_Problem to work on:_ Line count for "selected": state how many lines of the data below include it, and output nothing more.

##############################

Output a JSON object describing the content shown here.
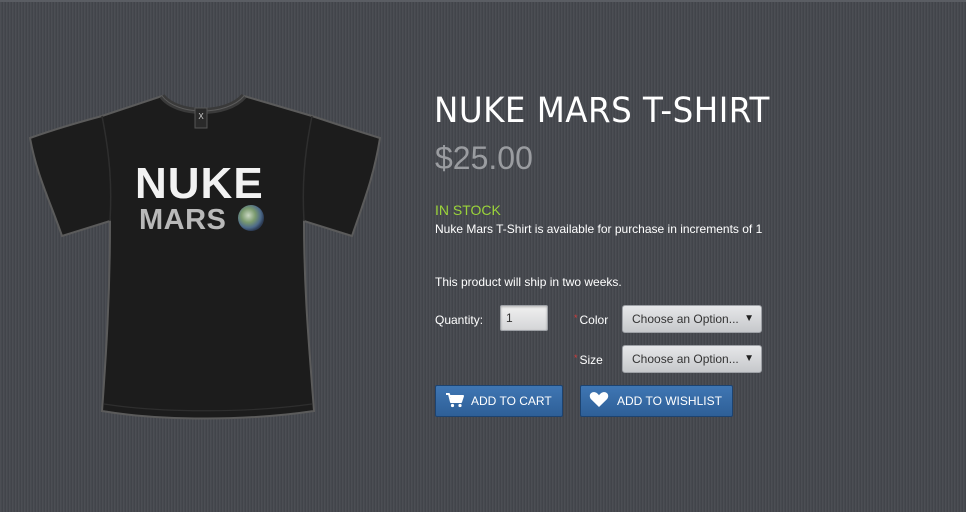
{
  "product": {
    "title": "NUKE MARS T-SHIRT",
    "price": "$25.00",
    "stock_status": "IN STOCK",
    "increments_note": "Nuke Mars T-Shirt is available for purchase in increments of 1",
    "shipping_note": "This product will ship in two weeks.",
    "image": {
      "line1": "NUKE",
      "line2": "MARS",
      "tag": "X"
    }
  },
  "form": {
    "quantity_label": "Quantity:",
    "quantity_value": "1",
    "color_label": "Color",
    "color_placeholder": "Choose an Option...",
    "size_label": "Size",
    "size_placeholder": "Choose an Option...",
    "required_marker": "*"
  },
  "actions": {
    "add_to_cart": "ADD TO CART",
    "add_to_wishlist": "ADD TO WISHLIST"
  },
  "colors": {
    "background": "#45484e",
    "stock_green": "#9bd43a",
    "button_blue": "#3469a6",
    "price_gray": "#9a9ca0"
  },
  "icons": {
    "cart": "cart-icon",
    "wishlist": "heart-icon",
    "dropdown": "chevron-down-icon"
  }
}
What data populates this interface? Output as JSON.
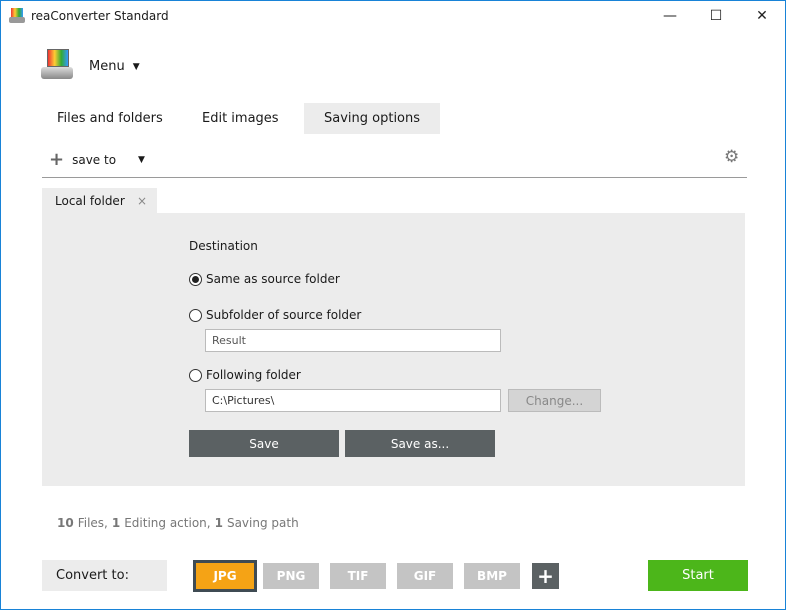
{
  "window": {
    "title": "reaConverter Standard",
    "minimize": "—",
    "maximize": "☐",
    "close": "✕"
  },
  "menu": {
    "label": "Menu"
  },
  "tabs": [
    {
      "label": "Files and folders"
    },
    {
      "label": "Edit images"
    },
    {
      "label": "Saving options"
    }
  ],
  "toolbar": {
    "save_to": "save to"
  },
  "panel_tab": {
    "label": "Local folder",
    "close": "×"
  },
  "destination": {
    "heading": "Destination",
    "options": [
      {
        "label": "Same as source folder",
        "selected": true
      },
      {
        "label": "Subfolder of source folder",
        "selected": false
      },
      {
        "label": "Following folder",
        "selected": false
      }
    ],
    "subfolder_value": "Result",
    "folder_value": "C:\\Pictures\\",
    "change_label": "Change...",
    "save_label": "Save",
    "save_as_label": "Save as..."
  },
  "status": {
    "files_count": "10",
    "files_label": "Files,",
    "edit_count": "1",
    "edit_label": "Editing action,",
    "path_count": "1",
    "path_label": "Saving path"
  },
  "convert": {
    "label": "Convert to:",
    "formats": [
      "JPG",
      "PNG",
      "TIF",
      "GIF",
      "BMP"
    ],
    "selected": "JPG",
    "add": "+",
    "start": "Start"
  },
  "colors": {
    "accent": "#f5a315",
    "start": "#4cb61a",
    "dark": "#5b6163"
  }
}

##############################

_Solution for this task:_ 4